Scott Burwell (“Sunday sales would jeopardize small liquor stores,” Feb. 9) fails to realize that every other sector of small-business retail must compete with large or big-box competitors seven days a week (except for car dealerships). Why should liquor stores be any different? Hair salons traditionally are closed on Sundays and Mondays — but some are still open. Competitive disadvantage? Not likely. Some owners say that they have to pay rent and utilities anyway — why not try to make some money on those days? Small liquor stores wouldn’t be required to be open on Sundays.

He uses utility usage in his argument. How can that be? We live in Minnesota — a land of temperature extremes. Is he inferring that small liquor stores shut off their heat or air conditioning on Sundays? Does he assume that liquor stores can shut off their beer coolers on Sundays because no one is in the store? That is preposterous.

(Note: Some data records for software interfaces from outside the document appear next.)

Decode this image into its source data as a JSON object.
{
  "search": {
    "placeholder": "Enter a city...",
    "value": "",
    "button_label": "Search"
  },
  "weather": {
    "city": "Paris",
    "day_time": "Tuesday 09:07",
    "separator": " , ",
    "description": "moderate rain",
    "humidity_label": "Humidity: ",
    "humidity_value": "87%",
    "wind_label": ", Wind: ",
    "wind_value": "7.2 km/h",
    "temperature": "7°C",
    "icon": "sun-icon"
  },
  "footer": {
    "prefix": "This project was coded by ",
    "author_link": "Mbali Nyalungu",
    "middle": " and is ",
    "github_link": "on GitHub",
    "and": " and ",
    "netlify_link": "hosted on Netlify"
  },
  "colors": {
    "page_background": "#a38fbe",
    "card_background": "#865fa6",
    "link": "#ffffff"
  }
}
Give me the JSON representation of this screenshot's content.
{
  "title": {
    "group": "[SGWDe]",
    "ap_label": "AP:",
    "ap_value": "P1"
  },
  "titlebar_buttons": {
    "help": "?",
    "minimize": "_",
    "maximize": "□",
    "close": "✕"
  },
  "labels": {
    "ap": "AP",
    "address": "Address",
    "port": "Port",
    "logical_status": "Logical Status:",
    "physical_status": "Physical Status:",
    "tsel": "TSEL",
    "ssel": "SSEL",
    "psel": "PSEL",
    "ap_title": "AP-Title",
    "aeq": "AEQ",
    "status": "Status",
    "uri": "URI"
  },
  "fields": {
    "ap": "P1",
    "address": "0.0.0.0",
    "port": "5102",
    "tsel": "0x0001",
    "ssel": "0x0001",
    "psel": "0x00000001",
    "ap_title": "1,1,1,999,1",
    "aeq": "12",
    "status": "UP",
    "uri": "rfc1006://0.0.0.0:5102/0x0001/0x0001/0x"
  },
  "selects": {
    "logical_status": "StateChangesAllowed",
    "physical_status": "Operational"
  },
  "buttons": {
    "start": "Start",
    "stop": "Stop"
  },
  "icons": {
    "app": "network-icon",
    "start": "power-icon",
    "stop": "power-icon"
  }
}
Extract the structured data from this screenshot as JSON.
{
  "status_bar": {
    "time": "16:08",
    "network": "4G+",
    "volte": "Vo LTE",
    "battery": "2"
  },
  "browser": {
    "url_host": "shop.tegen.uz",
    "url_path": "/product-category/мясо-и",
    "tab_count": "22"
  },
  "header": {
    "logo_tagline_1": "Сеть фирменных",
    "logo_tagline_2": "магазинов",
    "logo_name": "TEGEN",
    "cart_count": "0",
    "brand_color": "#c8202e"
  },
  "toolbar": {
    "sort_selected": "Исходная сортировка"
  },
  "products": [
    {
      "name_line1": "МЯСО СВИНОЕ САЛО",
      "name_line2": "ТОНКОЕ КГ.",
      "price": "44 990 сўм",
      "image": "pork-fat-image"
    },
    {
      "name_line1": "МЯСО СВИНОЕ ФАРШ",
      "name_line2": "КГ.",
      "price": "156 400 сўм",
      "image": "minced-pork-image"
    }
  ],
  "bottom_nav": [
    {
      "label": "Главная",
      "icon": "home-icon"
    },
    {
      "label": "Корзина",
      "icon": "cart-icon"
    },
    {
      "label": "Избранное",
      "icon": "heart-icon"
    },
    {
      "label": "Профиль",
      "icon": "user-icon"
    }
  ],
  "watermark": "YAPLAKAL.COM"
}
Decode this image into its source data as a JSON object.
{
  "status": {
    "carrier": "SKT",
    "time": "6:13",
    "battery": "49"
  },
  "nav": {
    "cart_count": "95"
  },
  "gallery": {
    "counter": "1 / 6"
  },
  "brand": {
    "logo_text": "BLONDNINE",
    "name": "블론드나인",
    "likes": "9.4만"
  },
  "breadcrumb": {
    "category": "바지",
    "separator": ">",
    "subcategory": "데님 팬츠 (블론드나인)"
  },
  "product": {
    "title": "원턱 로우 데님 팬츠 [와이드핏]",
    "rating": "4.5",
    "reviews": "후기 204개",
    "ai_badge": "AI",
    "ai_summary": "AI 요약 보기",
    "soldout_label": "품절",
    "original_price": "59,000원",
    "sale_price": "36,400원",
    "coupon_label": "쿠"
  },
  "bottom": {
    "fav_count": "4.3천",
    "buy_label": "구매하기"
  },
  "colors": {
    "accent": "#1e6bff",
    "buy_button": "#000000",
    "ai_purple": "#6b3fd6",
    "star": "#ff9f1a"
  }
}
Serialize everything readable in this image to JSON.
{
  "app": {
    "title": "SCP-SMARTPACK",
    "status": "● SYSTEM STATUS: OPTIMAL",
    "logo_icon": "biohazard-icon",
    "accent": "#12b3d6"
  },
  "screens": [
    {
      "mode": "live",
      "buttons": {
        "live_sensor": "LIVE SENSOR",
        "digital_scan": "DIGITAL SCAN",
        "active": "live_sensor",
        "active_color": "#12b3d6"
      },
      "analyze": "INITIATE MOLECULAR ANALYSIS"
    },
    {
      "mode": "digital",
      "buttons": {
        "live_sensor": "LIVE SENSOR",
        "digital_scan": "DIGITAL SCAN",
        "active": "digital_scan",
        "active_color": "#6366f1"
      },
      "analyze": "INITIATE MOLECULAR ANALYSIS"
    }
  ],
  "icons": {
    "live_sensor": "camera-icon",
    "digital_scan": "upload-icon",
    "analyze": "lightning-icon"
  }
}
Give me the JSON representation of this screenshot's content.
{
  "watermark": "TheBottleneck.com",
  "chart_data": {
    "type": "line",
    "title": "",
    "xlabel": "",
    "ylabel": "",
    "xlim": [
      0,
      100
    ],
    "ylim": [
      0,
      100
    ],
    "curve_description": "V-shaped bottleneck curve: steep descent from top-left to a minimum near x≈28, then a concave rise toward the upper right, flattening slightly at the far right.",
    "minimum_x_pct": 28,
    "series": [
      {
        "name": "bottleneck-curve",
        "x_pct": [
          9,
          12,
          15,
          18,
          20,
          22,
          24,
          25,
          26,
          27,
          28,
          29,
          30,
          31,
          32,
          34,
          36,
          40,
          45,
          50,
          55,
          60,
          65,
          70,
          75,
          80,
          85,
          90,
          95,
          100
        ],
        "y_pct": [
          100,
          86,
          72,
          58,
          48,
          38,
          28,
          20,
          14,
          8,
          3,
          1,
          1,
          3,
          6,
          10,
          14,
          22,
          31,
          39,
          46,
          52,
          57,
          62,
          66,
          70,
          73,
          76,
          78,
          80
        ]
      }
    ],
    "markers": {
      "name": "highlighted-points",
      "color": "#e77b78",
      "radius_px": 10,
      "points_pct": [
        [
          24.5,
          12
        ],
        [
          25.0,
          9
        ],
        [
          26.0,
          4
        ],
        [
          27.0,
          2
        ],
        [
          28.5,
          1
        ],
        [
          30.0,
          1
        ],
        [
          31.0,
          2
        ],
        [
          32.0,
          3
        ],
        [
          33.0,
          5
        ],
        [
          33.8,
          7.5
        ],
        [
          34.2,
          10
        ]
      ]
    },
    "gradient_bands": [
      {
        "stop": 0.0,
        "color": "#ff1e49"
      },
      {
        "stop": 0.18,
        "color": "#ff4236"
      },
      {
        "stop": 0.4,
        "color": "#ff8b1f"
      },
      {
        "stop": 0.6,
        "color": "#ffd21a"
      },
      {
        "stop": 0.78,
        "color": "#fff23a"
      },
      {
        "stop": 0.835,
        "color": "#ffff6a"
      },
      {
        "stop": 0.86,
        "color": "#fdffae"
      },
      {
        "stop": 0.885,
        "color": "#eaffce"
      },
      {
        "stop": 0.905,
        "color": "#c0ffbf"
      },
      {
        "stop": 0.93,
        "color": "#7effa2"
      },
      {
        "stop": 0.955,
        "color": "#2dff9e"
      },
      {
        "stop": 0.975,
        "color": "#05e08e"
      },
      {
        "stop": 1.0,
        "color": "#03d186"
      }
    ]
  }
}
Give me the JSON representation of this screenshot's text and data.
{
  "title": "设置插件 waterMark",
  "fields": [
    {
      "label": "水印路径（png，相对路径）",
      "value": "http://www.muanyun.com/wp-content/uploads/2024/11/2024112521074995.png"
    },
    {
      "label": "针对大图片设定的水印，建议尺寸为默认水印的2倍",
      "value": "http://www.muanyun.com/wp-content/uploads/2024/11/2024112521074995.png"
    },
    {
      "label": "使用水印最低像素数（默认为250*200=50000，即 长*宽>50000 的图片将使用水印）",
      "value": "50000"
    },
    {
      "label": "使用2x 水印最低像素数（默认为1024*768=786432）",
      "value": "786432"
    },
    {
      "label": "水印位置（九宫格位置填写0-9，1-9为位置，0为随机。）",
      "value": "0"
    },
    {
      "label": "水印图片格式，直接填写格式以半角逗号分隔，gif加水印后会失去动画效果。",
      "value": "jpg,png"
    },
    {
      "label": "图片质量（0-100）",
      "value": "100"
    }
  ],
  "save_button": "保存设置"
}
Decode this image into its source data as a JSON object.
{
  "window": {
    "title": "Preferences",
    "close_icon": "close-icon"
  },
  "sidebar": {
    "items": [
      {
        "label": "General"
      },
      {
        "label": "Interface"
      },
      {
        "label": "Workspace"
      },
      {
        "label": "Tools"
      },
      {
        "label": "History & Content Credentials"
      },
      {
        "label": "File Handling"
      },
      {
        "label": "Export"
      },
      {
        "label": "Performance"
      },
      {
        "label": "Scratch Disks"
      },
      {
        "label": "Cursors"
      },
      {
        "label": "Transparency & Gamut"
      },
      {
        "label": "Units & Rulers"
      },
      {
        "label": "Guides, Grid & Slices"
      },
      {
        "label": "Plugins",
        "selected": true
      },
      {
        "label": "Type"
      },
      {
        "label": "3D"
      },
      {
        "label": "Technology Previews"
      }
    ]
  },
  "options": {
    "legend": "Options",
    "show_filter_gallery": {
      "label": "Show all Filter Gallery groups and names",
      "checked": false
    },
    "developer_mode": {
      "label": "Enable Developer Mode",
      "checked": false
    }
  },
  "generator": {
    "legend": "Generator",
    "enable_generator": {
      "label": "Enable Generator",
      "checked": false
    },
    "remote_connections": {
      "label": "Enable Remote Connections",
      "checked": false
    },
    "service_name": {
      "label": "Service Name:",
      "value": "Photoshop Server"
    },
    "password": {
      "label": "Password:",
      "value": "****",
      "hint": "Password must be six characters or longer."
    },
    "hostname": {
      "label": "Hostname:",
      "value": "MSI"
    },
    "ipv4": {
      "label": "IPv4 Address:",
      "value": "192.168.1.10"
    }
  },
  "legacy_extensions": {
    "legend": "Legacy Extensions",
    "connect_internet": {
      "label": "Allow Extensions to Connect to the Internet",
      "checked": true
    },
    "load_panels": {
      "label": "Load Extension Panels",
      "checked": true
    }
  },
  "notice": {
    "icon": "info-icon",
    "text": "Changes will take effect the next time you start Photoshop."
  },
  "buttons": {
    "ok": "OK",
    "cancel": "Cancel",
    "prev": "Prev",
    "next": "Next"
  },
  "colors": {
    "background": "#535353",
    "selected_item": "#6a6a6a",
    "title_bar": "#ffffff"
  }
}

He then argues that bars and restaurants will be affected. Is he advocating drinking and driving? It could be argued that there would be less drunken driving on Sundays if people who “didn’t plan ahead” (an argument from others) could have access to a case of beer should they choose to buy one.

Small liquor stores in Minnesota should consider themselves lucky that no one is fighting for grocery stores and drugstores to be able to sell beer and liquor, as is the case in many other states.

Bill Franks, Richfield


Christianity wins, PC loses in Belle Plaine cross dispute

I find it refreshing for the city of Belle Plaine to reinstate the cross on the veteran’s tribute, in Veterans Memorial Park, of all places (Feb. 8). Hooray to the folks who stood up for what they believe. I’m tired of always being politically correct and for the minority to rule the majority. This Freedom From Religion Foundation that sought removal of the cross is located in Madison, Wis. What right does it have to rule for a city in southern Minnesota? I got a real chuckle out of the statement by Rebecca Markert, an attorney with the foundation, about now submitting a monument called “Atheists in Foxholes.” If there has ever been an atheist in a foxhole, I’ve never seen one. (I’m a Vietnam vet, 1968-69.) When shells are flying overhead, rockets and mortars are landing within 20 feet and you are shaken to your core, you don’t pray to yourself, you pray to your God. There are no atheists in foxholes, but I’m sure Markert has never had the pleasure of that experience. Maybe she should.

David Hanson, Shorewood